— TASK GOAL —
If a line appears in the data below, it must appear in your answer exactly as given.

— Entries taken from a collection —
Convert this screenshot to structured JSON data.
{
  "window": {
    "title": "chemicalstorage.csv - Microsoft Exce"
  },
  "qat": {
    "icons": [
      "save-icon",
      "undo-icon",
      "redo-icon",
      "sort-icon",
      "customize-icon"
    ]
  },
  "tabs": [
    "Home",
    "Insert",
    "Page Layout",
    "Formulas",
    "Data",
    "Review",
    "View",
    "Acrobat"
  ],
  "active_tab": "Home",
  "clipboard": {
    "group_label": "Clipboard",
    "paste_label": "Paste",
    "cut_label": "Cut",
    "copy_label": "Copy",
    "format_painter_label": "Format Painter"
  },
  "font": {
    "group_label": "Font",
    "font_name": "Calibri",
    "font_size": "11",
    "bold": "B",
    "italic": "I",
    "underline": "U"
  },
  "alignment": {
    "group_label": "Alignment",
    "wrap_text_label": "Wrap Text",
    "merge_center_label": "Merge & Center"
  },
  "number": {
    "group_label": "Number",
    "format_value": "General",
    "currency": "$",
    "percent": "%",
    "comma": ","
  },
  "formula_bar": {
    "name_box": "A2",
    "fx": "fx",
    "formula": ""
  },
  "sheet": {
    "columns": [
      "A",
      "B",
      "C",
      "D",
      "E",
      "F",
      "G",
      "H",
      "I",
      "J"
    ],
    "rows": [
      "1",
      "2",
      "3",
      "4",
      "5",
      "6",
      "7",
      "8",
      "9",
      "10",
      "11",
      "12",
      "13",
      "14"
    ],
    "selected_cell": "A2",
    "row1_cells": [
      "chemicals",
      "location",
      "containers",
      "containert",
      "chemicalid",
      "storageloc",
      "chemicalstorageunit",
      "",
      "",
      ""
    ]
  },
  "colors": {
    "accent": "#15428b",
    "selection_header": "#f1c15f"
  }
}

— EXERCISE RESULT —
Convert this screenshot to structured JSON data.
{
  "window": {
    "title": "chemicalstorage.csv - Microsoft Exce"
  },
  "qat": {
    "icons": [
      "save-icon",
      "undo-icon",
      "redo-icon",
      "sort-icon",
      "customize-icon"
    ]
  },
  "tabs": [
    "Home",
    "Insert",
    "Page Layout",
    "Formulas",
    "Data",
    "Review",
    "View",
    "Acrobat"
  ],
  "active_tab": "Home",
  "clipboard": {
    "group_label": "Clipboard",
    "paste_label": "Paste",
    "cut_label": "Cut",
    "copy_label": "Copy",
    "format_painter_label": "Format Painter"
  },
  "font": {
    "group_label": "Font",
    "font_name": "Calibri",
    "font_size": "11",
    "bold": "B",
    "italic": "I",
    "underline": "U"
  },
  "alignment": {
    "group_label": "Alignment",
    "wrap_text_label": "Wrap Text",
    "merge_center_label": "Merge & Center"
  },
  "number": {
    "group_label": "Number",
    "format_value": "General",
    "currency": "$",
    "percent": "%",
    "comma": ","
  },
  "formula_bar": {
    "name_box": "A2",
    "fx": "fx",
    "formula": ""
  },
  "sheet": {
    "columns": [
      "A",
      "B",
      "C",
      "D",
      "E",
      "F",
      "G",
      "H",
      "I",
      "J"
    ],
    "rows": [
      "1",
      "2",
      "3",
      "4",
      "5",
      "6",
      "7",
      "8",
      "9",
      "10",
      "11",
      "12",
      "13",
      "14"
    ],
    "selected_cell": "A2",
    "row1_cells": [
      "chemicals",
      "location",
      "containers",
      "containert",
      "chemicalid",
      "storageloc",
      "chemicalstorageunit",
      "",
      "",
      ""
    ]
  },
  "colors": {
    "accent": "#15428b",
    "selection_header": "#f1c15f"
  }
}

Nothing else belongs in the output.